SYDNEY'S Macquarie University has warned a senior academic he faces disciplinary action if he continues making public statements that refugees have labelled racist and inflammatory. But a defiant Andrew Fraser, associate professor in public law, laun...

Top academic accused of neo-Nazi links. by Greg Roberts
July 20, 2005
SYDNEY'S Macquarie University is investigating allegations one of its senior academics has ties with a neo-Nazi group that wants to ban non-white immigrants.

Andrew Fraser, associate professor in public law at Macquarie, denied last night any association with the extremist Patriotic Youth League
"I am not now, nor have I ever been, a member of the PYL," Professor Fraser said. "Nor have I played any other role, officially or unofficially, in that organisation."

But the internet website of the PYL, an extremist right-wing group with well-established neo-Nazi links, records Professor Fraser being registered as a "new member" last September. The email address given for him was his Macquarie University work address at the time.

In an email to documentary producer Iain Lygo last March, PYL executive Luke Connors  said Professor Fraser was the league's legal adviser.

In the same email, Mr Connors said he had conducted an online poll asking PYL members to identify the most troublesome minority in their area - "abbos, curry munchers, wogs or chinks?".

Contacted yesterday, Mr Connors initially insisted Professor Fraser had no association with the league.
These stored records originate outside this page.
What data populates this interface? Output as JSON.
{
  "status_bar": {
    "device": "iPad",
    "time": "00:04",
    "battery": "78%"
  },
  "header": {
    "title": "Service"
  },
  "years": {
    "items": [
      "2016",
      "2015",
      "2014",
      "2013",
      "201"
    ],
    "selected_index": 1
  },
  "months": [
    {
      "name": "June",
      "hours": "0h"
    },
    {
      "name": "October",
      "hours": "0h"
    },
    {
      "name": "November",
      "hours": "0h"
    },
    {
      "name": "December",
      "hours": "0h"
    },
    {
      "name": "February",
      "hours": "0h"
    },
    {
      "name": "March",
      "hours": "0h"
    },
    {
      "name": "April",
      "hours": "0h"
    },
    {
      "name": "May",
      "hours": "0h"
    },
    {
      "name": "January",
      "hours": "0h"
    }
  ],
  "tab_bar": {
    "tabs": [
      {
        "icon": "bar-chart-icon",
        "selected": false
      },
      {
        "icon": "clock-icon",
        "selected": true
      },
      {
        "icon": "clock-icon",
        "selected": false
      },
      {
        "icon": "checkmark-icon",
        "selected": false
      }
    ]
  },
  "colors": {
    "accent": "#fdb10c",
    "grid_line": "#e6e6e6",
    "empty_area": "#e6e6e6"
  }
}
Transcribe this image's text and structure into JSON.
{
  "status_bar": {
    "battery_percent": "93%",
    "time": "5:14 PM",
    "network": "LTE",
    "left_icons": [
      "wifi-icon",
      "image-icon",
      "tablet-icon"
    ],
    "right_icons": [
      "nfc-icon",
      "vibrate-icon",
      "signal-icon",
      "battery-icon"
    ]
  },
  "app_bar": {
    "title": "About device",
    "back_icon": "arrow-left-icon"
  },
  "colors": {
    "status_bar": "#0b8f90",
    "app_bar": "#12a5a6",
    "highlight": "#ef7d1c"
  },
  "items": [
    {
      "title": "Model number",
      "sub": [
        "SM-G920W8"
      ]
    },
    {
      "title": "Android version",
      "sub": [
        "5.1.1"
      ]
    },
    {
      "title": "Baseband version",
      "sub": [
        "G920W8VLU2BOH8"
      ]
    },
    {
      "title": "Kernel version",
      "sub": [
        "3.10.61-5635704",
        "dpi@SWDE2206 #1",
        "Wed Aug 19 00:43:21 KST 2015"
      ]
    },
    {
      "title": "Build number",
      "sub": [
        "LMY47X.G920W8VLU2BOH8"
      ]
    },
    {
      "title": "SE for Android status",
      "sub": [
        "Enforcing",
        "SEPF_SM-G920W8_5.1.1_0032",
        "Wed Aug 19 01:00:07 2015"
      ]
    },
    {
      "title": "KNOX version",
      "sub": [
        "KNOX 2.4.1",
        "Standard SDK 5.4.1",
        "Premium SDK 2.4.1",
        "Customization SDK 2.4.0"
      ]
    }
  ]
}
But told of evidence seen by The Australian, Mr Connors said the Canadian-born academic was the group's legal adviser. "Yes, it's true he has been giving us advice but he's not a member officially."

Mr Connors denied the league was extremist. "Anyone disagreeing with the left-wingers is labelled a Nazi. We have taken in people who are neo-Nazis but we are not neo-Nazis."

Mr Connors admitted the league was influenced by prominent neo-Nazi Jim Saleam>, who was jailed for three years in 1991 for organising the shotgun attack on the home of the African National Congress's Australia representative Eddie Funde.

"Jim is giving us useful contacts and advice in a number of areas," Mr Connors said.

Professor Fraser, 61, said although he was not associated with the PYL, he believed the league's aims were legitimate.

"It seems ironic that leftists, who have made a meal out of (US) Senator (Joe) McCarthy and his tactics for over 50 years, now seem to be aping those political techniques," Professor Fraser said.

Macquarie University deputy vice-chancellor Elizabeth More has asked for details about the allegations on Professor Fraser in an email to Mathew Henderson-Hau, who tracks extreme right-wingers for the group Fight Dem Back.

In a letter to the Parramatta Sun last week, Professor Fraser criticised Sudanese migration, saying: "Anglo-Australians are again expected to acquiesce in the steady erosion of their distinctive national identity."


Peter Limb, Ph.D.
Michigan State University